What to work on →
Find every line in the records below that contains the word "this", and copy each such line.

Task data →
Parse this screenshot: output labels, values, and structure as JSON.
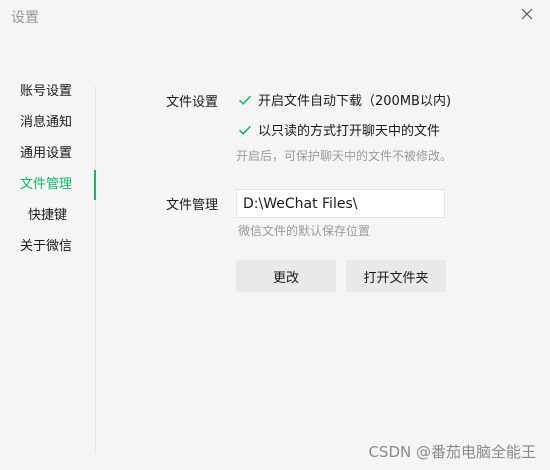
{
  "window": {
    "title": "设置"
  },
  "sidebar": {
    "items": [
      {
        "label": "账号设置"
      },
      {
        "label": "消息通知"
      },
      {
        "label": "通用设置"
      },
      {
        "label": "文件管理"
      },
      {
        "label": "快捷键"
      },
      {
        "label": "关于微信"
      }
    ],
    "active_index": 3
  },
  "file_settings": {
    "label": "文件设置",
    "options": [
      {
        "label": "开启文件自动下载（200MB以内)",
        "checked": true
      },
      {
        "label": "以只读的方式打开聊天中的文件",
        "checked": true
      }
    ],
    "hint": "开启后，可保护聊天中的文件不被修改。"
  },
  "file_management": {
    "label": "文件管理",
    "path_value": "D:\\WeChat Files\\",
    "hint": "微信文件的默认保存位置",
    "change_button": "更改",
    "open_folder_button": "打开文件夹"
  },
  "watermark": "CSDN @番茄电脑全能王",
  "colors": {
    "accent": "#07c160",
    "background": "#f5f5f5",
    "hint_text": "#9a9a9a",
    "button_bg": "#e9e9e9"
  },
  "icons": {
    "close": "close-icon",
    "check": "checkmark-icon"
  }
}
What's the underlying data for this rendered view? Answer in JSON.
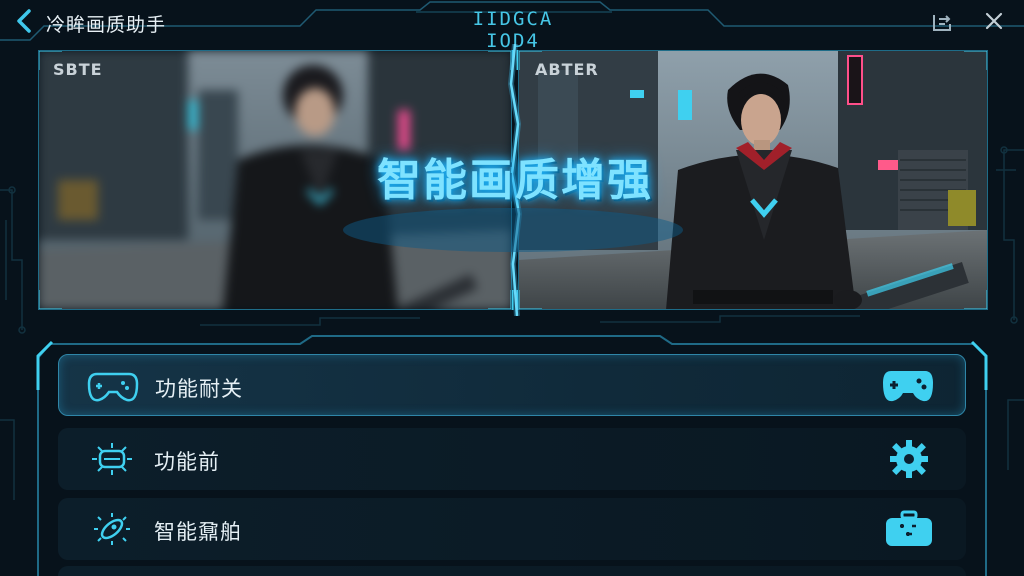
{
  "header": {
    "app_title": "冷眸画质助手",
    "center_title": "IIDGCA IOD4"
  },
  "comparison": {
    "before_label": "SBTE",
    "after_label": "ABTER",
    "headline": "智能画质增强"
  },
  "menu": {
    "items": [
      {
        "label": "功能耐关",
        "active": true
      },
      {
        "label": "功能前",
        "active": false
      },
      {
        "label": "智能鼐舶",
        "active": false
      }
    ]
  },
  "colors": {
    "accent": "#3fd0f0",
    "background": "#07121b",
    "headline": "#7ee2ff"
  }
}
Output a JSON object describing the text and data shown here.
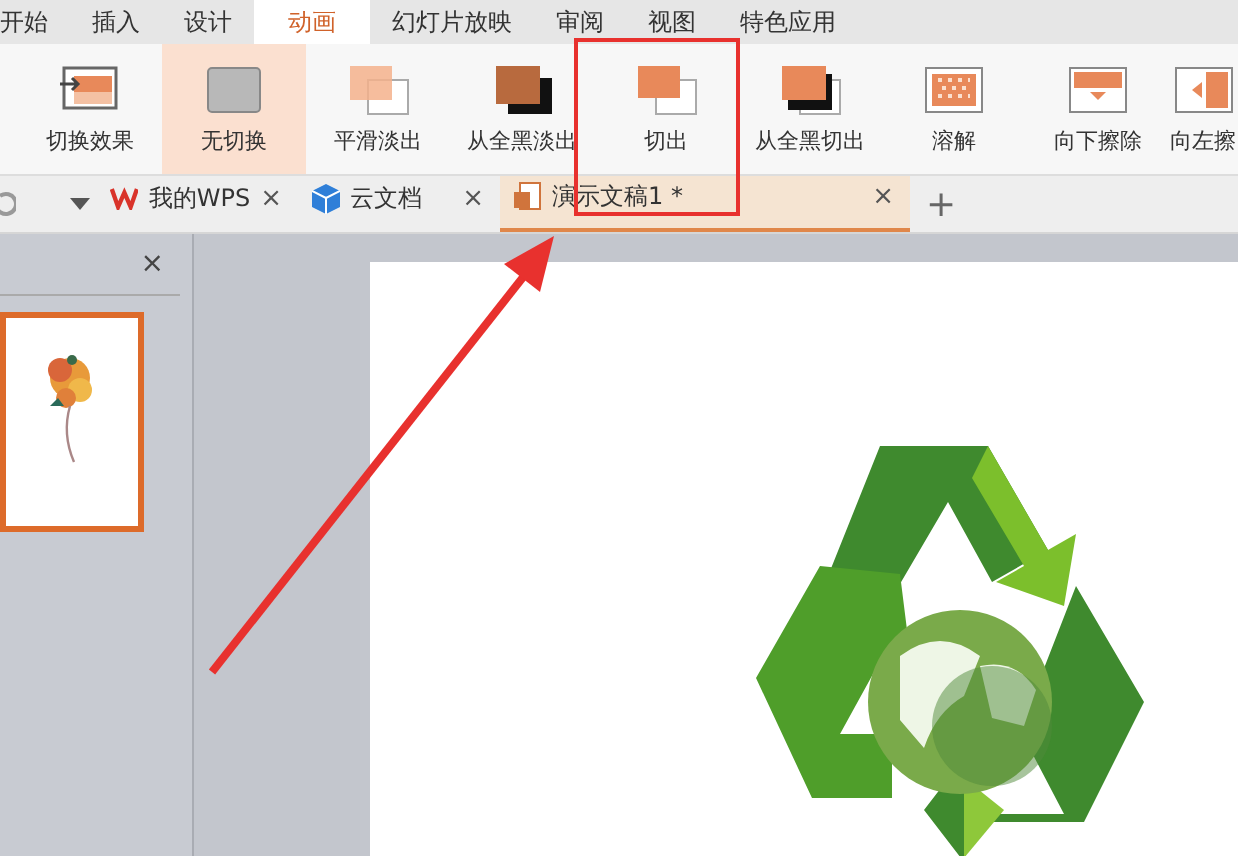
{
  "menu_tabs": [
    {
      "label": "开始",
      "selected": false
    },
    {
      "label": "插入",
      "selected": false
    },
    {
      "label": "设计",
      "selected": false
    },
    {
      "label": "动画",
      "selected": true
    },
    {
      "label": "幻灯片放映",
      "selected": false
    },
    {
      "label": "审阅",
      "selected": false
    },
    {
      "label": "视图",
      "selected": false
    },
    {
      "label": "特色应用",
      "selected": false
    }
  ],
  "ribbon": [
    {
      "label": "切换效果",
      "kind": "effect",
      "selected": false
    },
    {
      "label": "无切换",
      "kind": "none",
      "selected": true
    },
    {
      "label": "平滑淡出",
      "kind": "fade",
      "selected": false
    },
    {
      "label": "从全黑淡出",
      "kind": "black-fade",
      "selected": false
    },
    {
      "label": "切出",
      "kind": "cut",
      "selected": false
    },
    {
      "label": "从全黑切出",
      "kind": "black-cut",
      "selected": false
    },
    {
      "label": "溶解",
      "kind": "dissolve",
      "selected": false
    },
    {
      "label": "向下擦除",
      "kind": "wipe-down",
      "selected": false
    },
    {
      "label": "向左擦",
      "kind": "wipe-left",
      "selected": false
    }
  ],
  "doc_tabs": [
    {
      "label": "我的WPS",
      "kind": "wps",
      "selected": false,
      "close": "×"
    },
    {
      "label": "云文档",
      "kind": "cloud",
      "selected": false,
      "close": "×"
    },
    {
      "label": "演示文稿1 *",
      "kind": "doc",
      "selected": true,
      "close": "×"
    }
  ],
  "new_tab": "+",
  "panel": {
    "close": "×",
    "slides": [
      {
        "selected": true
      }
    ]
  }
}
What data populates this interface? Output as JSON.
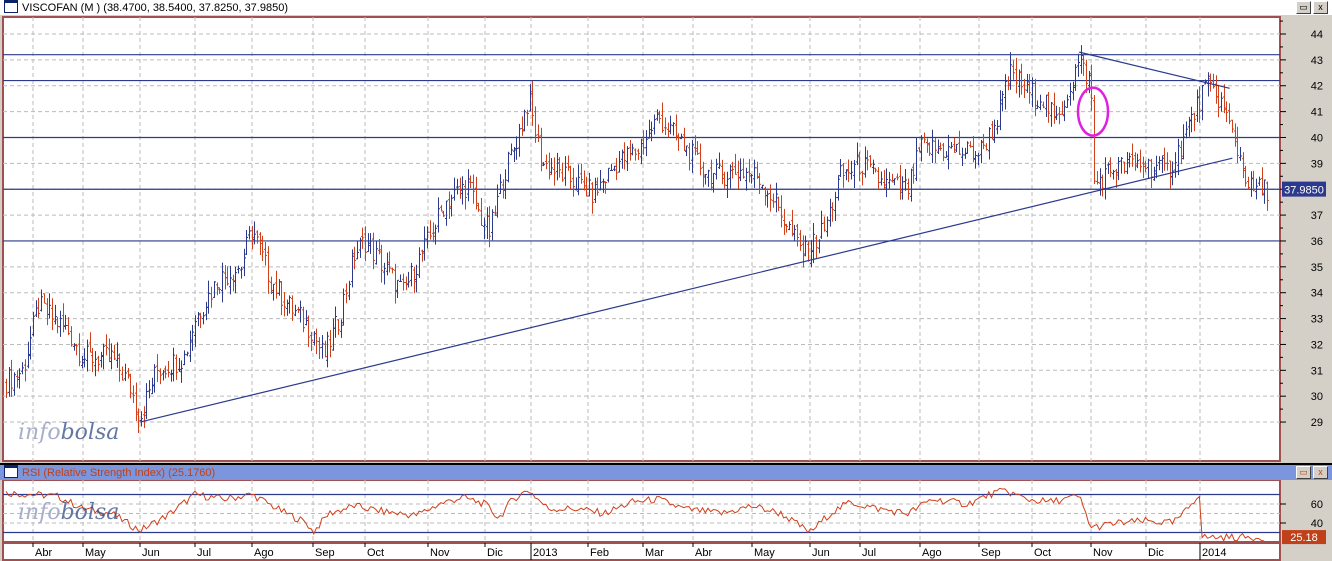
{
  "main_pane": {
    "title": "VISCOFAN (M ) (38.4700, 38.5400, 37.8250, 37.9850)",
    "last_price_label": "37.9850",
    "watermark_a": "info",
    "watermark_b": "bolsa"
  },
  "rsi_pane": {
    "title": "RSI (Relative Strength Index) (25.1760)",
    "last_value_label": "25.18",
    "watermark_a": "info",
    "watermark_b": "bolsa"
  },
  "window_buttons": {
    "restore": "▭",
    "close": "x"
  },
  "colors": {
    "up": "#2b3a8c",
    "down": "#d0401a",
    "rsi": "#d0401a",
    "line": "#2b3a8c",
    "ellipse": "#e020e0",
    "frame": "#a05050"
  },
  "chart_data": [
    {
      "type": "ohlc",
      "title": "VISCOFAN (M )",
      "ylim": [
        28,
        44.5
      ],
      "yticks": [
        29,
        30,
        31,
        32,
        33,
        34,
        35,
        36,
        37,
        38,
        39,
        40,
        41,
        42,
        43,
        44
      ],
      "x_labels": [
        "Abr",
        "May",
        "Jun",
        "Jul",
        "Ago",
        "Sep",
        "Oct",
        "Nov",
        "Dic",
        "2013",
        "Feb",
        "Mar",
        "Abr",
        "May",
        "Jun",
        "Jul",
        "Ago",
        "Sep",
        "Oct",
        "Nov",
        "Dic",
        "2014"
      ],
      "x_unit": "months since Apr 2012",
      "close_path": [
        [
          -0.6,
          30.5
        ],
        [
          -0.2,
          31
        ],
        [
          0.1,
          33.5
        ],
        [
          0.4,
          33
        ],
        [
          0.7,
          32.5
        ],
        [
          1.0,
          31.5
        ],
        [
          1.5,
          31.5
        ],
        [
          1.8,
          30.5
        ],
        [
          2.0,
          29.2
        ],
        [
          2.3,
          31
        ],
        [
          2.8,
          31.5
        ],
        [
          3.0,
          33
        ],
        [
          3.4,
          34.5
        ],
        [
          3.8,
          35
        ],
        [
          4.0,
          36.5
        ],
        [
          4.3,
          34.5
        ],
        [
          4.6,
          33.5
        ],
        [
          5.0,
          32.5
        ],
        [
          5.2,
          31.5
        ],
        [
          5.5,
          33
        ],
        [
          5.8,
          35.5
        ],
        [
          6.0,
          36
        ],
        [
          6.3,
          35
        ],
        [
          6.6,
          34
        ],
        [
          7.0,
          36
        ],
        [
          7.3,
          37.5
        ],
        [
          7.7,
          38.2
        ],
        [
          7.9,
          37
        ],
        [
          8.1,
          36.3
        ],
        [
          8.4,
          38.5
        ],
        [
          8.7,
          40
        ],
        [
          8.95,
          41.5
        ],
        [
          9.2,
          39
        ],
        [
          9.6,
          38.5
        ],
        [
          10.1,
          37.8
        ],
        [
          10.5,
          39
        ],
        [
          10.9,
          39.5
        ],
        [
          11.3,
          40.8
        ],
        [
          11.8,
          39.7
        ],
        [
          12.3,
          38.5
        ],
        [
          12.8,
          38.7
        ],
        [
          13.1,
          38.5
        ],
        [
          13.4,
          37.5
        ],
        [
          13.7,
          36.2
        ],
        [
          13.9,
          35.5
        ],
        [
          14.3,
          36.5
        ],
        [
          14.6,
          38.5
        ],
        [
          15.0,
          39
        ],
        [
          15.4,
          38.2
        ],
        [
          15.8,
          38
        ],
        [
          16.0,
          39.6
        ],
        [
          16.5,
          39.5
        ],
        [
          17.0,
          39.4
        ],
        [
          17.3,
          40.5
        ],
        [
          17.6,
          42.5
        ],
        [
          17.9,
          41.8
        ],
        [
          18.2,
          41.5
        ],
        [
          18.4,
          40.5
        ],
        [
          18.8,
          43
        ],
        [
          19.0,
          42
        ],
        [
          19.05,
          38.2
        ],
        [
          19.4,
          38.8
        ],
        [
          19.9,
          39
        ],
        [
          20.4,
          38.7
        ],
        [
          20.6,
          39.5
        ],
        [
          20.9,
          41
        ],
        [
          21.1,
          42
        ],
        [
          21.35,
          41.5
        ],
        [
          21.6,
          40
        ],
        [
          21.9,
          38
        ]
      ],
      "horizontal_lines": [
        43.2,
        42.2,
        40.0,
        38.0,
        36.0
      ],
      "trendlines": [
        [
          [
            2.0,
            29.0
          ],
          [
            21.6,
            39.2
          ]
        ],
        [
          [
            18.8,
            43.3
          ],
          [
            21.55,
            41.9
          ]
        ]
      ],
      "ellipse_marker": {
        "x": 19.0,
        "y": 41.0
      },
      "last": 37.985
    },
    {
      "type": "line",
      "title": "RSI (Relative Strength Index)",
      "ylim": [
        21,
        86
      ],
      "yticks": [
        40,
        60
      ],
      "levels": [
        30,
        70
      ],
      "points": [
        [
          -0.6,
          72
        ],
        [
          0,
          70
        ],
        [
          0.5,
          68
        ],
        [
          1.0,
          55
        ],
        [
          1.5,
          50
        ],
        [
          2.0,
          32
        ],
        [
          2.5,
          48
        ],
        [
          3.0,
          70
        ],
        [
          3.5,
          65
        ],
        [
          4.0,
          70
        ],
        [
          4.5,
          52
        ],
        [
          4.9,
          40
        ],
        [
          5.0,
          30
        ],
        [
          5.3,
          50
        ],
        [
          5.8,
          58
        ],
        [
          6.3,
          52
        ],
        [
          6.8,
          48
        ],
        [
          7.2,
          60
        ],
        [
          7.6,
          67
        ],
        [
          8.0,
          60
        ],
        [
          8.3,
          45
        ],
        [
          8.6,
          65
        ],
        [
          8.95,
          75
        ],
        [
          9.3,
          55
        ],
        [
          9.8,
          55
        ],
        [
          10.3,
          50
        ],
        [
          10.8,
          62
        ],
        [
          11.3,
          65
        ],
        [
          11.8,
          55
        ],
        [
          12.5,
          50
        ],
        [
          13.0,
          58
        ],
        [
          13.5,
          50
        ],
        [
          14.0,
          30
        ],
        [
          14.4,
          50
        ],
        [
          14.8,
          62
        ],
        [
          15.3,
          55
        ],
        [
          15.8,
          50
        ],
        [
          16.2,
          65
        ],
        [
          16.8,
          60
        ],
        [
          17.2,
          70
        ],
        [
          17.5,
          74
        ],
        [
          17.9,
          65
        ],
        [
          18.3,
          62
        ],
        [
          18.8,
          68
        ],
        [
          19.0,
          35
        ],
        [
          19.5,
          40
        ],
        [
          20.0,
          42
        ],
        [
          20.5,
          40
        ],
        [
          20.7,
          50
        ],
        [
          21.0,
          72
        ],
        [
          21.3,
          72
        ],
        [
          21.6,
          55
        ],
        [
          21.9,
          25
        ]
      ],
      "last": 25.176
    }
  ]
}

Exercise output →
Parse this screenshot: output labels, values, and structure as JSON.
What's the underlying data for this rendered view? Answer in JSON.
What data populates this interface? Output as JSON.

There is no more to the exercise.